I have always loved to read. I read Nancy Drew and Agatha Christie when I was young. I enjoyed figuring out “Who done it?” I was approached to write a book by my publisher and things just fell into place. The book is special because it’s fun but also filled with wisdom to help the reader learn life lessons. I personally like to learn by having fun while I’m doing it. [Read more…]
Do you remember back in the early days of Facebook when people posted all kinds of lists in their “Notes” section? Our all-time favorites were the amazing “25 Random Things About Me” lists — they were so real, so personal and so fascinating.
SoIe thought it would be fun to post my own list so you can get to know me better. (Uh, I’m not sure I ever told anyone about number eight …) [Read more…]
Author Teresa Link Talks About "Denting the Bosch: A Novel of Marriage, Friendship and Expensive Household Appliances" with Pamela Lear
Once in a while, a novel comes along that speaks directly to you, somehow knowing just where you are at a particular time and place in life. If you are lucky, that book is fun to read, insightful and takes you on a journey of possibilities. Denting the Bosch: A Novel of Marriage, Friendship and Expensive Household Appliances, recently came across my desk and was that book. It is charming, while offering a lot of depth and introspection.

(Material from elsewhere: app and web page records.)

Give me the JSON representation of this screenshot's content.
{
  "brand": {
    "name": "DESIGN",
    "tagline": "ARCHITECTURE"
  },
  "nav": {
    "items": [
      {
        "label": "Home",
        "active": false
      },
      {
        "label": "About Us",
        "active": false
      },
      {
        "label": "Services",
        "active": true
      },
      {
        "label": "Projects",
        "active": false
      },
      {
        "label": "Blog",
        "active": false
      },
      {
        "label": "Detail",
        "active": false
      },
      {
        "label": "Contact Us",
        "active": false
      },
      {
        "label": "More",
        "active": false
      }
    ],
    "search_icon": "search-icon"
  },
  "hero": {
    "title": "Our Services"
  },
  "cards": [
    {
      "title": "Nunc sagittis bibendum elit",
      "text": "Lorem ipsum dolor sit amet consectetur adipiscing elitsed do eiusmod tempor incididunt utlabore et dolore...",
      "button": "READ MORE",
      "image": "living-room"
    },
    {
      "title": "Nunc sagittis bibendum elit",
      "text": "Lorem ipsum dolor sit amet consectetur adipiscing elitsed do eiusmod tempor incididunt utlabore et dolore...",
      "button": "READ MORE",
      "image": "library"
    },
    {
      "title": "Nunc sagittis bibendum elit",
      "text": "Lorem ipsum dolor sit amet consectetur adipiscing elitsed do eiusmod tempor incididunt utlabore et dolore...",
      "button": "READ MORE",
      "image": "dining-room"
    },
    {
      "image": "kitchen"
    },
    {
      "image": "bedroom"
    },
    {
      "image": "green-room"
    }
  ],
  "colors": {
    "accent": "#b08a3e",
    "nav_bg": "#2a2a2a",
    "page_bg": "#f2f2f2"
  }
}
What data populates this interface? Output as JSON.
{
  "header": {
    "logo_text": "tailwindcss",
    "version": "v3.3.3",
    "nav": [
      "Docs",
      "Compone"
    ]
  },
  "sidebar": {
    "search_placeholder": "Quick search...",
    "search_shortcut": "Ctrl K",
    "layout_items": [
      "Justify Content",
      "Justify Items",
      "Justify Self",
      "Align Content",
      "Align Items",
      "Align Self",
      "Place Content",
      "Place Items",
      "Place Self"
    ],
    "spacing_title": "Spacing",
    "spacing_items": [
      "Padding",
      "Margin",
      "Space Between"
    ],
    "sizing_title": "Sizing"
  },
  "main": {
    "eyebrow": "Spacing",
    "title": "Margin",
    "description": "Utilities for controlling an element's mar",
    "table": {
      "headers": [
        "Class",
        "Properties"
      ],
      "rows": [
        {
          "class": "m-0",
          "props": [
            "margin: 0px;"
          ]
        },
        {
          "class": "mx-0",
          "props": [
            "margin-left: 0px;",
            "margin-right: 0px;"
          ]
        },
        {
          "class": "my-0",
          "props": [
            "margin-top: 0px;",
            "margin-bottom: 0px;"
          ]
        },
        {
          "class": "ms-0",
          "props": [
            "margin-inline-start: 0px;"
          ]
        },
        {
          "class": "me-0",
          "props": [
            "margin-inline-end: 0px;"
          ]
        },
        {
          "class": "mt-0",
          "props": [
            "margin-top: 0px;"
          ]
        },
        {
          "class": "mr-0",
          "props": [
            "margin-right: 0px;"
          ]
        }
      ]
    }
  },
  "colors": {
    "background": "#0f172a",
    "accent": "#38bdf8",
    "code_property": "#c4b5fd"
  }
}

This is the story of three women living in southern California, each of whom has grown children who have moved on with their lives, and each of whom is in a troubled marriage. The novel follows their search for peace and fulfillment as their lives take inevitable twists and turns. Through vacations together, marital drama, accidents and medical crises, the friendships ebb and flow in unexpected ways.
At times humorous, at other times contemplative, the novel carries the reader through the friendship of these three women and each of their unique dilemmas. Written in a loving yet very honest tone, the story offers plenty of reason to care whether these characters will save their marriages or pursue other relationships, and made me want to see them find happiness.
I recently had the opportunity to talk to author Teresa Link. Here’s what she had to say about her debut novel:
The chapters alternate from the perspective of different characters, both men and women. Do you relate most closely with any of the characters? Or do you have friends that they were based on?
None of the characters were based on anyone; they all just rose up out of my own sorry self. I am deeply in love with each of them, and have no favorites.
For me, this novel was about women’s friendships and a search for a sense of peace and fulfillment in a midlife stage. Do you think the term “midlife crisis” applies to the characters, both male and female? Are there any particular messages you want readers to take away from the novel?
“Midlife crisis” is an interesting term. My working title for the novel was “Saturn Return,” which is an astrological phenomenon that occurs three times in a person’s life: between the ages of 28-31, 58-61, and, finally, around age 84. These are times of tumult and reassessment for all of us. My friend, Jincy Willett (author of The Writing Class) nixed that title; she said it sounded like a novel about a used car dealership. It was not my intention to drive home any particular message. In my own reading life, the best stories are the ones that touch a personal nerve and keep reverberating.
What genre would you categorize this novel in?
Oh, I don’t know. My publisher calls it “literary fiction.”
Why did you choose Southern California, particularly North County San Diego, for the setting of the story?
San Diego is the land of milk and honey, isn’t it? The pot of gold, the rainbow’s end. We have such expectations of happily ever after, so how shocking to discover that, even with the golden ring clutched to your breast, the uneasiness persists.
What is your writing process like? How long did this book take to write?
I wrote this book in about a year. Once the characters asserted themselves, I just let them battle it out in my brain. Fortunately for me, I have writer friends who read drafts and kept me on course.
I would love to read more of your work. Are you working on another novel or any other projects at this time?
I am about a third of the way into my new novel, which is about my great-aunt and her lover, who was a renowned commercial artist in 1930’s New York.